DATA SECTION:
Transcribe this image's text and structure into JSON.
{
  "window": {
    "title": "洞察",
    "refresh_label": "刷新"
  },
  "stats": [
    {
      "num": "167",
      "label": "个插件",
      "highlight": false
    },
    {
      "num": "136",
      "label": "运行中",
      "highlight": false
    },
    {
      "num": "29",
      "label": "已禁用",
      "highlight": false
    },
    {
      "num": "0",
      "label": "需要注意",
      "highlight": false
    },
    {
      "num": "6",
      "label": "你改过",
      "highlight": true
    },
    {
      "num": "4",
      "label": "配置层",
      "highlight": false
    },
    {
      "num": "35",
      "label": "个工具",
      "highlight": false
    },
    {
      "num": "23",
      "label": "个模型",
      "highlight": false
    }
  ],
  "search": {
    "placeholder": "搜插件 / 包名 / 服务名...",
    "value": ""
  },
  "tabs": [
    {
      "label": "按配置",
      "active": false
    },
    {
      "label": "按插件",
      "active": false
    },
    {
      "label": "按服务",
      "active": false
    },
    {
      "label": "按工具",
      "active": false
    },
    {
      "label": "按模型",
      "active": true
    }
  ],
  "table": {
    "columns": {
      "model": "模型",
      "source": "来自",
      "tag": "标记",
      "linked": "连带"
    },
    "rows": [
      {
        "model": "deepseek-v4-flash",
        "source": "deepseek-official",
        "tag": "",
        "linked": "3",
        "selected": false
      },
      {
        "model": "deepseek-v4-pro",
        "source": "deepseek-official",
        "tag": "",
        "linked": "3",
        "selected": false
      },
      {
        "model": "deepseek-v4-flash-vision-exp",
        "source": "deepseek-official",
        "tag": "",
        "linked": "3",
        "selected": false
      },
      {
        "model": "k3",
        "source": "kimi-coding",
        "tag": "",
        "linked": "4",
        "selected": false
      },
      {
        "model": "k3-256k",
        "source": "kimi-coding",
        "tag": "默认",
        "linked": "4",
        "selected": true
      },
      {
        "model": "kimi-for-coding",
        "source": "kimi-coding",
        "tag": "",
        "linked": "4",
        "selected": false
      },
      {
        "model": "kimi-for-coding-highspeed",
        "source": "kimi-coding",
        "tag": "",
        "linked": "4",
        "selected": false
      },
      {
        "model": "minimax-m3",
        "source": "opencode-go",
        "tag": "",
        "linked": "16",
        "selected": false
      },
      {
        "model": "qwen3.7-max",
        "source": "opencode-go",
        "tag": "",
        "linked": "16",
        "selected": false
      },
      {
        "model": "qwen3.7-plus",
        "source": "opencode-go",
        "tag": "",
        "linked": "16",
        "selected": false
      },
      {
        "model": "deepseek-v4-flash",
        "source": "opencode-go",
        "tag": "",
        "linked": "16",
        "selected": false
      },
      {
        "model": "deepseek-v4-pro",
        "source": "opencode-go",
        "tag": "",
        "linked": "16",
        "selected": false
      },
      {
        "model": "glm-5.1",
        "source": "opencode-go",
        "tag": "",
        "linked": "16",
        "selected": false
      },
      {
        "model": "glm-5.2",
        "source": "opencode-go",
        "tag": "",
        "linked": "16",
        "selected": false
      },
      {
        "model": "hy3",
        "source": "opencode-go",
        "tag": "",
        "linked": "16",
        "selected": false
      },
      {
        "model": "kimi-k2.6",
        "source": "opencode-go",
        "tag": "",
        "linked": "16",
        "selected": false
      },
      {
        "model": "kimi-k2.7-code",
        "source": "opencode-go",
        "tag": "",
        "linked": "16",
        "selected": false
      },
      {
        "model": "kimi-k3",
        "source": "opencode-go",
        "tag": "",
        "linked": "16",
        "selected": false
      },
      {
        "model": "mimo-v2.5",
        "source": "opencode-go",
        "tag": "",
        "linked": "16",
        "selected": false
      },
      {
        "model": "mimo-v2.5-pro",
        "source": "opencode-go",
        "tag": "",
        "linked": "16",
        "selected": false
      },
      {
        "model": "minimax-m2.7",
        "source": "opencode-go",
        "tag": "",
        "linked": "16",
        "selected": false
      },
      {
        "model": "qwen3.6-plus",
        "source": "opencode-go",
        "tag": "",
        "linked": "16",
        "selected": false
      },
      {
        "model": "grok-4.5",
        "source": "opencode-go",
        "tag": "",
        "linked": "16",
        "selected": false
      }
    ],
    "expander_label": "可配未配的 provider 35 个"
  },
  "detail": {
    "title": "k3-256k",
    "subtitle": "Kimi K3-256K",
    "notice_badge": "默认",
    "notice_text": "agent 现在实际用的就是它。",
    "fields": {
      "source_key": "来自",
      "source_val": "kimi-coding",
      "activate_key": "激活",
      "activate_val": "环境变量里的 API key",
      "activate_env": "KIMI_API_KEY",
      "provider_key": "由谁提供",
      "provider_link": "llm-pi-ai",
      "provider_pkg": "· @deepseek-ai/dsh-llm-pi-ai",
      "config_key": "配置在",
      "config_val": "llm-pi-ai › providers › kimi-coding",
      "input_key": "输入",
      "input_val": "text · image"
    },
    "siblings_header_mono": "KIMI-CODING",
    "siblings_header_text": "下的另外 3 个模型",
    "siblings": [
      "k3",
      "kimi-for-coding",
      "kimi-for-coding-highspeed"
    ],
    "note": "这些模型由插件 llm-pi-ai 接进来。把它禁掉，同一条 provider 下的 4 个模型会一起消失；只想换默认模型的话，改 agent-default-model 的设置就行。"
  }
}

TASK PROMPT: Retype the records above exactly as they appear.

SOLUTION FOR THIS PROBLEM:
Transcribe this image's text and structure into JSON.
{
  "window": {
    "title": "洞察",
    "refresh_label": "刷新"
  },
  "stats": [
    {
      "num": "167",
      "label": "个插件",
      "highlight": false
    },
    {
      "num": "136",
      "label": "运行中",
      "highlight": false
    },
    {
      "num": "29",
      "label": "已禁用",
      "highlight": false
    },
    {
      "num": "0",
      "label": "需要注意",
      "highlight": false
    },
    {
      "num": "6",
      "label": "你改过",
      "highlight": true
    },
    {
      "num": "4",
      "label": "配置层",
      "highlight": false
    },
    {
      "num": "35",
      "label": "个工具",
      "highlight": false
    },
    {
      "num": "23",
      "label": "个模型",
      "highlight": false
    }
  ],
  "search": {
    "placeholder": "搜插件 / 包名 / 服务名...",
    "value": ""
  },
  "tabs": [
    {
      "label": "按配置",
      "active": false
    },
    {
      "label": "按插件",
      "active": false
    },
    {
      "label": "按服务",
      "active": false
    },
    {
      "label": "按工具",
      "active": false
    },
    {
      "label": "按模型",
      "active": true
    }
  ],
  "table": {
    "columns": {
      "model": "模型",
      "source": "来自",
      "tag": "标记",
      "linked": "连带"
    },
    "rows": [
      {
        "model": "deepseek-v4-flash",
        "source": "deepseek-official",
        "tag": "",
        "linked": "3",
        "selected": false
      },
      {
        "model": "deepseek-v4-pro",
        "source": "deepseek-official",
        "tag": "",
        "linked": "3",
        "selected": false
      },
      {
        "model": "deepseek-v4-flash-vision-exp",
        "source": "deepseek-official",
        "tag": "",
        "linked": "3",
        "selected": false
      },
      {
        "model": "k3",
        "source": "kimi-coding",
        "tag": "",
        "linked": "4",
        "selected": false
      },
      {
        "model": "k3-256k",
        "source": "kimi-coding",
        "tag": "默认",
        "linked": "4",
        "selected": true
      },
      {
        "model": "kimi-for-coding",
        "source": "kimi-coding",
        "tag": "",
        "linked": "4",
        "selected": false
      },
      {
        "model": "kimi-for-coding-highspeed",
        "source": "kimi-coding",
        "tag": "",
        "linked": "4",
        "selected": false
      },
      {
        "model": "minimax-m3",
        "source": "opencode-go",
        "tag": "",
        "linked": "16",
        "selected": false
      },
      {
        "model": "qwen3.7-max",
        "source": "opencode-go",
        "tag": "",
        "linked": "16",
        "selected": false
      },
      {
        "model": "qwen3.7-plus",
        "source": "opencode-go",
        "tag": "",
        "linked": "16",
        "selected": false
      },
      {
        "model": "deepseek-v4-flash",
        "source": "opencode-go",
        "tag": "",
        "linked": "16",
        "selected": false
      },
      {
        "model": "deepseek-v4-pro",
        "source": "opencode-go",
        "tag": "",
        "linked": "16",
        "selected": false
      },
      {
        "model": "glm-5.1",
        "source": "opencode-go",
        "tag": "",
        "linked": "16",
        "selected": false
      },
      {
        "model": "glm-5.2",
        "source": "opencode-go",
        "tag": "",
        "linked": "16",
        "selected": false
      },
      {
        "model": "hy3",
        "source": "opencode-go",
        "tag": "",
        "linked": "16",
        "selected": false
      },
      {
        "model": "kimi-k2.6",
        "source": "opencode-go",
        "tag": "",
        "linked": "16",
        "selected": false
      },
      {
        "model": "kimi-k2.7-code",
        "source": "opencode-go",
        "tag": "",
        "linked": "16",
        "selected": false
      },
      {
        "model": "kimi-k3",
        "source": "opencode-go",
        "tag": "",
        "linked": "16",
        "selected": false
      },
      {
        "model": "mimo-v2.5",
        "source": "opencode-go",
        "tag": "",
        "linked": "16",
        "selected": false
      },
      {
        "model": "mimo-v2.5-pro",
        "source": "opencode-go",
        "tag": "",
        "linked": "16",
        "selected": false
      },
      {
        "model": "minimax-m2.7",
        "source": "opencode-go",
        "tag": "",
        "linked": "16",
        "selected": false
      },
      {
        "model": "qwen3.6-plus",
        "source": "opencode-go",
        "tag": "",
        "linked": "16",
        "selected": false
      },
      {
        "model": "grok-4.5",
        "source": "opencode-go",
        "tag": "",
        "linked": "16",
        "selected": false
      }
    ],
    "expander_label": "可配未配的 provider 35 个"
  },
  "detail": {
    "title": "k3-256k",
    "subtitle": "Kimi K3-256K",
    "notice_badge": "默认",
    "notice_text": "agent 现在实际用的就是它。",
    "fields": {
      "source_key": "来自",
      "source_val": "kimi-coding",
      "activate_key": "激活",
      "activate_val": "环境变量里的 API key",
      "activate_env": "KIMI_API_KEY",
      "provider_key": "由谁提供",
      "provider_link": "llm-pi-ai",
      "provider_pkg": "· @deepseek-ai/dsh-llm-pi-ai",
      "config_key": "配置在",
      "config_val": "llm-pi-ai › providers › kimi-coding",
      "input_key": "输入",
      "input_val": "text · image"
    },
    "siblings_header_mono": "KIMI-CODING",
    "siblings_header_text": "下的另外 3 个模型",
    "siblings": [
      "k3",
      "kimi-for-coding",
      "kimi-for-coding-highspeed"
    ],
    "note": "这些模型由插件 llm-pi-ai 接进来。把它禁掉，同一条 provider 下的 4 个模型会一起消失；只想换默认模型的话，改 agent-default-model 的设置就行。"
  }
}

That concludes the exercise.